In the midst of this idyllic scene a few years back there appeared what residents now call “the pink invasion,” three huge hog barns each with 10,000 or more pigs in the fields that skirt the dike that protects the region from the Ijsselmeer, once known as the Zuiderzee.
“Some people don’t like the idea,” said Dick van Leeuwen, 65, who walks his dog Thor along the roads leading to the largest of the barns. Local people feared that the pig farms would stink, while bringing an unwanted increase in truck traffic, he said, delivering feed for the thousands of pigs or hauling away manure or grown hogs for slaughter. But their complaints fell mostly on deaf ears.
The Netherlands, a country of almost 17 million people, is home to a pig population of 14 million. Despite its status as one of the smaller countries in the European Union — about half the size of the state of Maine — the Netherlands has long been Europe’s leading exporter of pork and pork products, though that ranking has been contested in recent years by wurst-loving Germany.
Like pork producers everywhere, Dutch farmers are fighting rising costs by resorting to ever bigger herds and barns, a trend that is reinforced by the petite size of the Netherlands…As the big barns become more common, the government has begun to respond to public complaints about industrial farming and cruelty to animals. Officials are now discussing ways to curb the size of barns like those in tiny Creil, with its 1,600 people in trim brick homes, much to the chagrin of the new generation of farmers who see industrial-scale husbandry as their only means to compete…

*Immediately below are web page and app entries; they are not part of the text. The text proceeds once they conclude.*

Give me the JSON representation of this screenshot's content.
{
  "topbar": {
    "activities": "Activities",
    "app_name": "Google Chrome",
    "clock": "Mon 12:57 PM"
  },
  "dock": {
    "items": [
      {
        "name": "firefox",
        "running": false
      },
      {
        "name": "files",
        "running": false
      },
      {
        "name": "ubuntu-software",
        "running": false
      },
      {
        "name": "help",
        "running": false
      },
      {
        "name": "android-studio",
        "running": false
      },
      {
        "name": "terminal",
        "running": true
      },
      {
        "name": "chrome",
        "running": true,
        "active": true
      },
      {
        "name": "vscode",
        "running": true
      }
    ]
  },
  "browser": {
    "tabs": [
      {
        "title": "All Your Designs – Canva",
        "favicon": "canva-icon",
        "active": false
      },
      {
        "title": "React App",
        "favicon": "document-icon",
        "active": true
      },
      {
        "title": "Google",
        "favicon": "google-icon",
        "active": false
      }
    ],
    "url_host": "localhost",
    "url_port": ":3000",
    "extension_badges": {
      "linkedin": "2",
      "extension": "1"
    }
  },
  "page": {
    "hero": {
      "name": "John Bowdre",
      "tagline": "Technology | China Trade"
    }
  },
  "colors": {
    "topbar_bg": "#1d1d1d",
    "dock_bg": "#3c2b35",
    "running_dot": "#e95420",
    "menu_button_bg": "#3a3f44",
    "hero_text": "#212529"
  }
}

Critics of the pork industry argue that enormous pig barns damage the environment because of the immense amounts of manure they produce, threaten people’s heath because of the antibiotics used liberally to avoid sickness among the animals and disregard the welfare of the animals by confining them to barns…

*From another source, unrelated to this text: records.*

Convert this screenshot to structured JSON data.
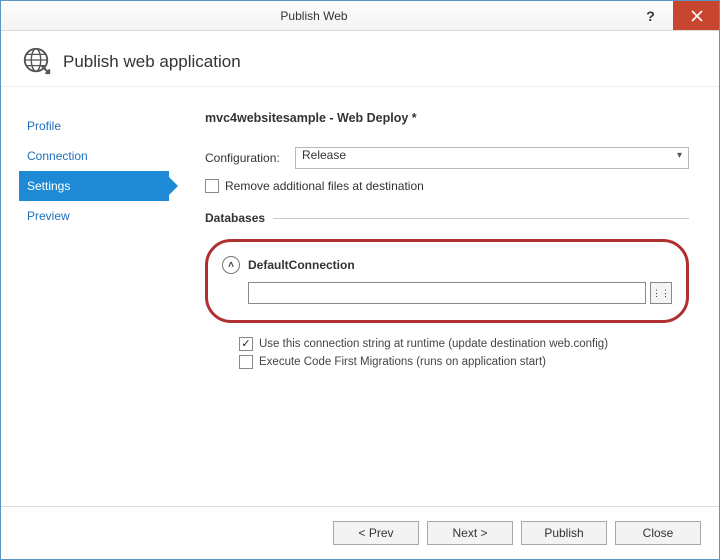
{
  "window": {
    "title": "Publish Web"
  },
  "header": {
    "title": "Publish web application"
  },
  "sidebar": {
    "items": [
      {
        "label": "Profile"
      },
      {
        "label": "Connection"
      },
      {
        "label": "Settings"
      },
      {
        "label": "Preview"
      }
    ],
    "active_index": 2
  },
  "main": {
    "title": "mvc4websitesample - Web Deploy *",
    "config_label": "Configuration:",
    "config_value": "Release",
    "remove_files_label": "Remove additional files at destination",
    "remove_files_checked": false,
    "databases_title": "Databases",
    "connection": {
      "name": "DefaultConnection",
      "value": "",
      "use_at_runtime_label": "Use this connection string at runtime (update destination web.config)",
      "use_at_runtime_checked": true,
      "code_first_label": "Execute Code First Migrations (runs on application start)",
      "code_first_checked": false
    }
  },
  "footer": {
    "prev": "< Prev",
    "next": "Next >",
    "publish": "Publish",
    "close": "Close"
  }
}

Pig farmers like Mr. Vowinkel insist that they can compete only if they keep costs and the price of their pork down. “Some disappear, others get bigger, to lower production prices,” he said. A fellow farmer, Sietse van der Meer, agreed. “You grow bigger, or you stop,” he said.
Politicians feel the pressure of the environmentalists and animal rights groups. In December, Parliament will begin discussing a possible restriction on the size of farms and a ban on antibiotics, two steps the farming region of Noord-Brabant, in the south, has already taken on its own.

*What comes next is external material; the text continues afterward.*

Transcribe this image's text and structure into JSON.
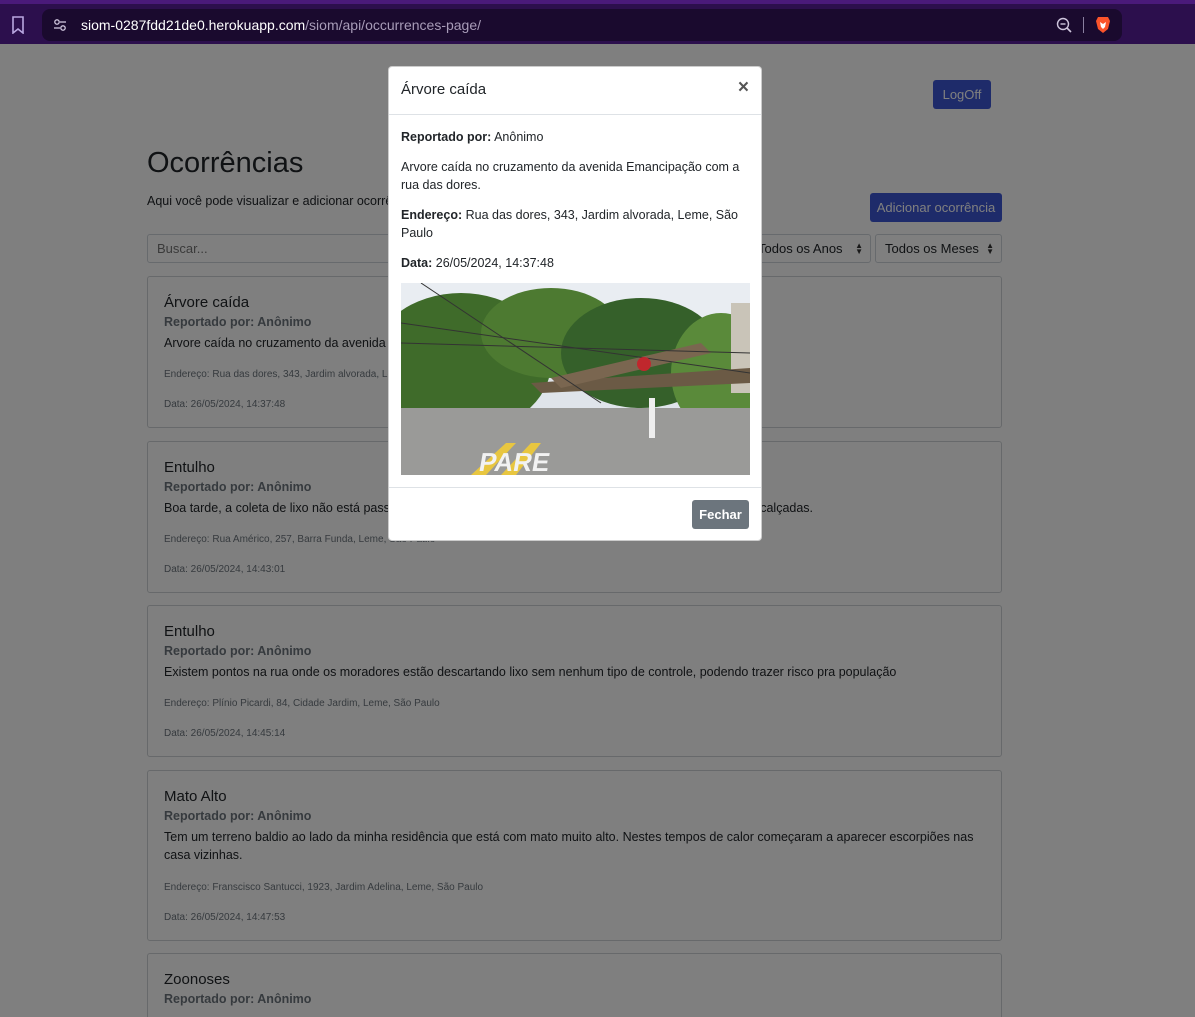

RTFA. The arguments of the Pig Farmers Association seem specious to me. They argue that the diminishing number of pig farmers is proof of their inability to compete because of regulation. They sound like Wall Street Republicans. But, the enormous expansion of the size of farms, number of pigs produced at lower prices is as likely to be the cause for small farmers being forced out of business.
They’ll never be able to compete with pork produced in nations with an excess of arable land – from China to Brazil – and their natural market is the citizens of the Netherlands and Europe. The rest – especially reliance on antibiotics – is the same sort of propaganda we get from members of every greed-driven guild in the world.